When the Hotel Martha Washington opened its respectable doors in Murray Hill in February 1903, it was the first women-only hotel in the city. And management took the women-only part seriously.
Not only were men prohibited in rooms, few could work there. Though the elevator operators, head waiter, and bell boys were male, the rest of the staff was female.
The place was a big hit. The wave of professional women moving to the city at the time—nurses, stenographers, teachers, doctors—thronged the waiting list for a $1.50 to $5 per day room.

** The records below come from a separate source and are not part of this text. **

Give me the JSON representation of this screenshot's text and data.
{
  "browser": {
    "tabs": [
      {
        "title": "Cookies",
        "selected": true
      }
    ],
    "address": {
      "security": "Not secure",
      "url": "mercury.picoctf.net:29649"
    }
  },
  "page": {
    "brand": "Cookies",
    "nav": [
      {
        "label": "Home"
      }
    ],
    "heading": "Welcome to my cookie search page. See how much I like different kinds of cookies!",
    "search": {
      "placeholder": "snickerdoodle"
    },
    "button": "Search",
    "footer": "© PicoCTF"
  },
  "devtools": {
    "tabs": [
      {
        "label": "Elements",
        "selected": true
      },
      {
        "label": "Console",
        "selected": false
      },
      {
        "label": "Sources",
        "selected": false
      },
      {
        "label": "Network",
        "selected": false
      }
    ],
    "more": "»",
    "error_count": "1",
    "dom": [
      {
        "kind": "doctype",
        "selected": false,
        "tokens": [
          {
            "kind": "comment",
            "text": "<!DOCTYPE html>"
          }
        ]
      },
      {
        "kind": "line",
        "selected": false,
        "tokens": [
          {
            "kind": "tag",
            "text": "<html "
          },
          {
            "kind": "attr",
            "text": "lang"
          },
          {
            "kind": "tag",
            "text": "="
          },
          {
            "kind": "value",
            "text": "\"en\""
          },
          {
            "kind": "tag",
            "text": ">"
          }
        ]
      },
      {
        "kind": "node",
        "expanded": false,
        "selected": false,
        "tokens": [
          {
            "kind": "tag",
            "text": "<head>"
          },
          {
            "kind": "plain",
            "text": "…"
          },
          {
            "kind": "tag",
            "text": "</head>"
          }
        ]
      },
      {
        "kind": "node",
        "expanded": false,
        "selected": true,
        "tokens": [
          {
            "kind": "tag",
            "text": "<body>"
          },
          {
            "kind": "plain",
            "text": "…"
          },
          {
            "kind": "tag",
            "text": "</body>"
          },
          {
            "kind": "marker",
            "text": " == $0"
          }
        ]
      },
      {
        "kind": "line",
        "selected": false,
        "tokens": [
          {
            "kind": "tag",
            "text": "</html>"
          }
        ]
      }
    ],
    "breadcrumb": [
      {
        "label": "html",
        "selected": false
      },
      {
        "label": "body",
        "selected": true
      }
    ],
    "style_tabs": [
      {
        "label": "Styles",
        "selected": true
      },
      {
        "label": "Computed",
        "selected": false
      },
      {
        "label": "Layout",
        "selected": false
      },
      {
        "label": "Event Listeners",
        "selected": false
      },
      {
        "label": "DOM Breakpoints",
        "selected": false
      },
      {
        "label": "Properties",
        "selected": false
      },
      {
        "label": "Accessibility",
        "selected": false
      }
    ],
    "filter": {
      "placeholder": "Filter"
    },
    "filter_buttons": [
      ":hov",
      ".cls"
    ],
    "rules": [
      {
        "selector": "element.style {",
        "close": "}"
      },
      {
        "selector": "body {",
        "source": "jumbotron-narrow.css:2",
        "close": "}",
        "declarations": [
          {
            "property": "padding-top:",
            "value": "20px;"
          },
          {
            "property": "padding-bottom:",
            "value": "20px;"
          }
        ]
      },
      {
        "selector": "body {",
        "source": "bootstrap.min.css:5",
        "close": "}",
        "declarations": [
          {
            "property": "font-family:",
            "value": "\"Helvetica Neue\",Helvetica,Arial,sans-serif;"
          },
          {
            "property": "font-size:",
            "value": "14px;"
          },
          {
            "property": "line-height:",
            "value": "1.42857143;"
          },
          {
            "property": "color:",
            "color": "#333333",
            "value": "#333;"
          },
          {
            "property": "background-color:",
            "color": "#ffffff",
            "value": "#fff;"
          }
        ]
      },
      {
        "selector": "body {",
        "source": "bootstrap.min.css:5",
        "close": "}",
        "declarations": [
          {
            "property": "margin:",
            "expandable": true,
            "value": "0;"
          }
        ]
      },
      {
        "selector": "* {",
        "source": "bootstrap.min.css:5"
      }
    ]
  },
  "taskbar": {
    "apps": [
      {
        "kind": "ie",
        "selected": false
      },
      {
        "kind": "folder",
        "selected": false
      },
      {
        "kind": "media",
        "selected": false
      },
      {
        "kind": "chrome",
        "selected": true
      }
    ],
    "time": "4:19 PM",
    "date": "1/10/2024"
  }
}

Over the decades, as other women-only hotels opened, it remained a safe place for fresh-off-the-bus models, actresses, and students. 1920s actress Louise Brooks stayed there (she was asked to leave, according to this account). The hotel even scored a mention in Valley of the Dolls.
By the 1980s, the MR had become an SRO, home to long-term elderly tenants, shorter-term drug dealers, and, in 1998, men, according to the Village Voice.

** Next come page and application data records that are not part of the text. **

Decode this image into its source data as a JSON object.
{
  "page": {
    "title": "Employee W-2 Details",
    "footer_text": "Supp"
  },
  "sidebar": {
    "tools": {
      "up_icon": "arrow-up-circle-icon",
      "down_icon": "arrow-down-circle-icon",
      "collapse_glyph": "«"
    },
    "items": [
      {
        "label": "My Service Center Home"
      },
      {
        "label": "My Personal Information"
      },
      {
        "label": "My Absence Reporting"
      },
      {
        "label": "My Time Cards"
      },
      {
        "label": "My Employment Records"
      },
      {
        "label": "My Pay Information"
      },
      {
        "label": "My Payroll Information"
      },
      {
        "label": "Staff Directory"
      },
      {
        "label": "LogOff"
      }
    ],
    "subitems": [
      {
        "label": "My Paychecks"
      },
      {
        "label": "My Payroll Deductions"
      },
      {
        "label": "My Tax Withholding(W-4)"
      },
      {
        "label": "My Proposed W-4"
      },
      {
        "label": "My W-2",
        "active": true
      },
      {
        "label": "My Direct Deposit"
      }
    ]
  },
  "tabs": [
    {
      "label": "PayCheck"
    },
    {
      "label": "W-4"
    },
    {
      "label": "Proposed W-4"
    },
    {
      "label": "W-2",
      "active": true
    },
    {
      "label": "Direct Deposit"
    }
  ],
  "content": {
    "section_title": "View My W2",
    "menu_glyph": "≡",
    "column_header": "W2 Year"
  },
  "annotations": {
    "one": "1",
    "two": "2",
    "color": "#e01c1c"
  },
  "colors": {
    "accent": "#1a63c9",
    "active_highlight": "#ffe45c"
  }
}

On its 100th anniversary, this dowager of a hotel was rebranded Hotel Thirty Thirty and more recently Lola. I love the way copywriters put a 21st century spin on its single-gender past.

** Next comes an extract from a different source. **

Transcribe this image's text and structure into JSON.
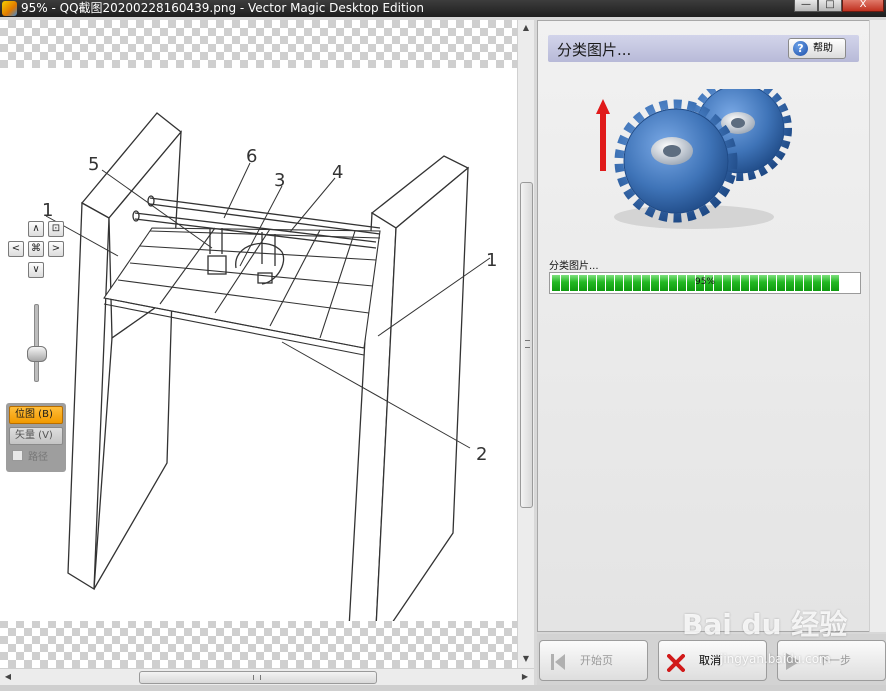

Tags: Hotel Lola, Hotel Martha Washington, hotels for women in New York City, Louise Brooks, New York in 1903, old hotels in NYC, SROs in New York, Valley of the Dolls, vintage New York postcards, Women-Only Hotels NYC